My first thought was about the fate of the reauthorization of the Elementary and Secondary Education Act of 1965 (ESEA), the latest version of which is the No Child Left Behind Act of 2001 (NCLB).
The fight is far from over. The industry's effort to strike down the Obama gainful employment rule -- a modest measure that would weed out from federal aid eligibility just a small fraction of the programs that leave students with crushing debt -- continues today in Congress and the courts.
On September 18, 2015, US Secretary of Education Arne Duncan stopped in Pittsburgh at private university, Carnegie Mellon, to promote Common Core and its tests.
Jitu Brown and the Chicago activists have taken the fight to a new level. They insist that Chicago Public Schools engage with the communities they are there to serve. If CPS undertakes any further uncollaborative action, it risks not only a symbolic, but an actual, devastating response.
Obama's prison reform agenda is pushing on towards the possibility of achieving another milestone for the reduction of recidivism in this country.
No other advanced nation in the world evaluates its teachers on test scores or subjects it children to relentless testing and calls it "education"! Why, then, does America? The answer is simple -- there's money in it!
It will take years to recover from the damage that Arne Duncan's policies have inflicted on public education. He exceeded the authority of his office to promote a failed agenda, one that had no evidence behind it. The next president and the next Secretary of Education will have an enormous job to do to restore our nation's public education system from the damage done by Race to the Top.

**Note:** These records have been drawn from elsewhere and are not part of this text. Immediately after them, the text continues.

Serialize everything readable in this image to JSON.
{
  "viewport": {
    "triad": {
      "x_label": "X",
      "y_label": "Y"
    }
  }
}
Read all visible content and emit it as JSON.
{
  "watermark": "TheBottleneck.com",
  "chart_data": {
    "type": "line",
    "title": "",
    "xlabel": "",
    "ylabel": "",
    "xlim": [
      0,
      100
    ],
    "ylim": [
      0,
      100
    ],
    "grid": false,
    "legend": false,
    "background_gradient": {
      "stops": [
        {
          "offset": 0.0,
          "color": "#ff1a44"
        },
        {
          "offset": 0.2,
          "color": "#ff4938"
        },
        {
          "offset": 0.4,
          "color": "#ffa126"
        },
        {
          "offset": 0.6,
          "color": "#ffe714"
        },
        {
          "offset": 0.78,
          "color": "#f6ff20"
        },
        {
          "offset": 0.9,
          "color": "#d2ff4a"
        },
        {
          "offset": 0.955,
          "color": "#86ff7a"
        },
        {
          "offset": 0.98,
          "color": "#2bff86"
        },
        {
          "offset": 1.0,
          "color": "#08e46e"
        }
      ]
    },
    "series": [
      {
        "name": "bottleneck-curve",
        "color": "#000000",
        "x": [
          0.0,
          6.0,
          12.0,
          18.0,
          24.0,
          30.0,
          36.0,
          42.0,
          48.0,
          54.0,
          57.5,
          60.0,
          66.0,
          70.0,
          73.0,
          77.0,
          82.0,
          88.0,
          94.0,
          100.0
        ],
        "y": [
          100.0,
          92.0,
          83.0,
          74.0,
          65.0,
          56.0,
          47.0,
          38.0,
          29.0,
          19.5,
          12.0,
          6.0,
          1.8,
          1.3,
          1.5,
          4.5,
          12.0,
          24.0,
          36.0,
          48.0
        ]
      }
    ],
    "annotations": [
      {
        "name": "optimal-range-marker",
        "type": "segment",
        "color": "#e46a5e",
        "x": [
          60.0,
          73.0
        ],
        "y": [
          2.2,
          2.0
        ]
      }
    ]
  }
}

It's time to ask: When the Department of Education refuses to enforce its own laws, who pays the price? Right now, the answer is simple: hundreds of thousands of students around the country. It's time for that to change -- but it won't if Secretary Arne Duncan keeps blaming Congress for his own Department's failures.